Task objective
Read the listing and extract each line that includes the word "JSON".
=-=-=-=-=
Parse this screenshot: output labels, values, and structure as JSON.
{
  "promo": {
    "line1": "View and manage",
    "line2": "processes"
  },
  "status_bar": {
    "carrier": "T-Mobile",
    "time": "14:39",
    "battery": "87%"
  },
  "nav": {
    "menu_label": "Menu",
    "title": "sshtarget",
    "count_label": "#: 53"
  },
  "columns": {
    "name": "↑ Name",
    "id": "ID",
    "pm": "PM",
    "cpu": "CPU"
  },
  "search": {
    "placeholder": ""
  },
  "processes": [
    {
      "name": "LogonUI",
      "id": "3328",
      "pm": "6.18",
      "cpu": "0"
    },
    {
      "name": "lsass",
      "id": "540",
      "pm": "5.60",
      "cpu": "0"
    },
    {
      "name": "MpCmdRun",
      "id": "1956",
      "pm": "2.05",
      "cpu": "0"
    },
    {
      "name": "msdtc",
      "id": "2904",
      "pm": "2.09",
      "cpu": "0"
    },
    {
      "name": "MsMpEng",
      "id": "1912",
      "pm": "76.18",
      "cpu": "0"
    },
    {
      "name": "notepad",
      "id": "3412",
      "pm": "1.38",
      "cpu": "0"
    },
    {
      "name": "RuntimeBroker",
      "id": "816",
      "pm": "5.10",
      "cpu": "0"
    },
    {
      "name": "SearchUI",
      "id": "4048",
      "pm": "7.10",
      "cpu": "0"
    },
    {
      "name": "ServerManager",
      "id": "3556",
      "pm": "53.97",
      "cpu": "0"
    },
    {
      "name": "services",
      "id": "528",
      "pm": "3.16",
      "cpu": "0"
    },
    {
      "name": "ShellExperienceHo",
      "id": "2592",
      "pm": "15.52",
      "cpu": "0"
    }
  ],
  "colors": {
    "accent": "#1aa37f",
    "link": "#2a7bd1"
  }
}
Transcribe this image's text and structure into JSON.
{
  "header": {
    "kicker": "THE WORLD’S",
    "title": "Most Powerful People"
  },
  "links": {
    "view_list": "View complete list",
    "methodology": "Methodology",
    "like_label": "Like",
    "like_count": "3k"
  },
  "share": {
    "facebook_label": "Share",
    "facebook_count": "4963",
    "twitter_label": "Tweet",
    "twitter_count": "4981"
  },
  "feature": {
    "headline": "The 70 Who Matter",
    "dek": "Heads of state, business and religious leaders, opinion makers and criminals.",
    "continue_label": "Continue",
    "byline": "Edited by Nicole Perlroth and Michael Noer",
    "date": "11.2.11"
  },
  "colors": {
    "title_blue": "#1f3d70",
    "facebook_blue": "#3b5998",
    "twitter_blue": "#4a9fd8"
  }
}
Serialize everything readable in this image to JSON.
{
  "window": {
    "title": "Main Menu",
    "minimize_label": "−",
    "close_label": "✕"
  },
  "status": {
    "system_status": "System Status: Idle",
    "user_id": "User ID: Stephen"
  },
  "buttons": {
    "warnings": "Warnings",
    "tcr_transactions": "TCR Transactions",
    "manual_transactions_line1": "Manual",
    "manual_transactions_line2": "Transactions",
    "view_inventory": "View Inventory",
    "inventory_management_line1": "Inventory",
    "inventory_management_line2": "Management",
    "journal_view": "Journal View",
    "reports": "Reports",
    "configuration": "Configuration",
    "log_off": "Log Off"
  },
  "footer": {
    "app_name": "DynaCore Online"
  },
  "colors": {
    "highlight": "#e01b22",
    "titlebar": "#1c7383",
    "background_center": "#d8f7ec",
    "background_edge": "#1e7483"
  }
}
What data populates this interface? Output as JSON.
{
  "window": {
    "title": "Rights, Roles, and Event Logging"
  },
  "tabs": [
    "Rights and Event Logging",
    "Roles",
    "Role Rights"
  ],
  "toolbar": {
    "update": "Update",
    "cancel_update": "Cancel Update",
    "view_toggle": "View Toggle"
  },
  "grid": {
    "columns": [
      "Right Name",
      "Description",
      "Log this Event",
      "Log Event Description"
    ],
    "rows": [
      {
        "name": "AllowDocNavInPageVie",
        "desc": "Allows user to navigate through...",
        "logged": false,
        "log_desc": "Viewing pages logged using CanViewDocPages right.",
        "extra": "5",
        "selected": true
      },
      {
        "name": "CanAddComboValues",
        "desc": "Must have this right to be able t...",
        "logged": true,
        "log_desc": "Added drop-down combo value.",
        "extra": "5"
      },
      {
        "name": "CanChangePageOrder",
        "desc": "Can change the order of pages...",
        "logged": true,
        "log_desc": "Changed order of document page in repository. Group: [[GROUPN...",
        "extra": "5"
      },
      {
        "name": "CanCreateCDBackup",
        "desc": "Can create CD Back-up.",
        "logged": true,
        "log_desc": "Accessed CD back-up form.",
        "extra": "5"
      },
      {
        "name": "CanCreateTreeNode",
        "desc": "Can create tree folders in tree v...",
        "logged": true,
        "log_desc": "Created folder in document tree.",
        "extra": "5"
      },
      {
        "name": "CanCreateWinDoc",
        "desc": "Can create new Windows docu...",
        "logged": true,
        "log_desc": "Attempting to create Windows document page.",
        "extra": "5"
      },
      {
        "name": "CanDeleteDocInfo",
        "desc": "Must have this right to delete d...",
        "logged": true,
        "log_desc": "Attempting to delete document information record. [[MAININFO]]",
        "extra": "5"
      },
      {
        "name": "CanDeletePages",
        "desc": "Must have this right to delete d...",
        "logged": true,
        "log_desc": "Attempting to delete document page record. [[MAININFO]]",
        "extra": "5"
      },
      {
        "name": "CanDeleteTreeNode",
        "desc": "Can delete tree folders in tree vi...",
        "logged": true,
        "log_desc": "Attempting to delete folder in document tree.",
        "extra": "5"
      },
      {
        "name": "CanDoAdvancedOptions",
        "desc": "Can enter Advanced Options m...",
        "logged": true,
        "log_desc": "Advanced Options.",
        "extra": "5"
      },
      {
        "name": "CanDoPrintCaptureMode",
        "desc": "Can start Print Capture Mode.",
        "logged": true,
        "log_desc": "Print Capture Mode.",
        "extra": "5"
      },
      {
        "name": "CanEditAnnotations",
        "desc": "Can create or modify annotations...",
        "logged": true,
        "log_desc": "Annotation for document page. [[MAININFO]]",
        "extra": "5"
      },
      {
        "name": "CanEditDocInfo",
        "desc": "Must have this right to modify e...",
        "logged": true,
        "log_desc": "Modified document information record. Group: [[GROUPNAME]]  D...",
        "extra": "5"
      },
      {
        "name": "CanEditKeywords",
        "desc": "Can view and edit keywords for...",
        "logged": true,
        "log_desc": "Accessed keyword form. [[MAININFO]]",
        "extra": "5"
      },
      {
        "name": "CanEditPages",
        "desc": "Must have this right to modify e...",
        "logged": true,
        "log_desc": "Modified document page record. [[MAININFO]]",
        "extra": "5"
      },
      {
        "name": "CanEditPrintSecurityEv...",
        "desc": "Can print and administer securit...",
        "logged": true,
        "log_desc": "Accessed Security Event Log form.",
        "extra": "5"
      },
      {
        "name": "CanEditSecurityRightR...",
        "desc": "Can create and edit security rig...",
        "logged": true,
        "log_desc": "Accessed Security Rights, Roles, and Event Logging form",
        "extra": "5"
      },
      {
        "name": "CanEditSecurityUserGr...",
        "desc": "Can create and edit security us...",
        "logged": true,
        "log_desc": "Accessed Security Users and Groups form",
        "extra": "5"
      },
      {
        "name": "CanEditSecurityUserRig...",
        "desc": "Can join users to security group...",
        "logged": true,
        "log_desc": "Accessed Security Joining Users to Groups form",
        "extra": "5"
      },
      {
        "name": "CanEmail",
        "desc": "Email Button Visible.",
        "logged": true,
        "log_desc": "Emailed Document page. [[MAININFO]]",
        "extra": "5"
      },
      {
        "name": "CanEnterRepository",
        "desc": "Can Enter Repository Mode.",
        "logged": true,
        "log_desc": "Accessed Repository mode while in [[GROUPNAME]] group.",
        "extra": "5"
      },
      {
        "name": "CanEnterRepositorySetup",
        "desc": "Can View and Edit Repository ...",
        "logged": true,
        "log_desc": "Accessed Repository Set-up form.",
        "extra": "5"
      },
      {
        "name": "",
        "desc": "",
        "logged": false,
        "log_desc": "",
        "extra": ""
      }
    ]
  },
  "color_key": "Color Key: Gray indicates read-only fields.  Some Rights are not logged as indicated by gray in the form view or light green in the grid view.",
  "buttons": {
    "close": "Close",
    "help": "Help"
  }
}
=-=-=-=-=
Response box
Parse this screenshot: output labels, values, and structure as JSON.
Transcribe this image's text and structure into JSON.
Serialize everything readable in this image to JSON.
What data populates this interface? Output as JSON.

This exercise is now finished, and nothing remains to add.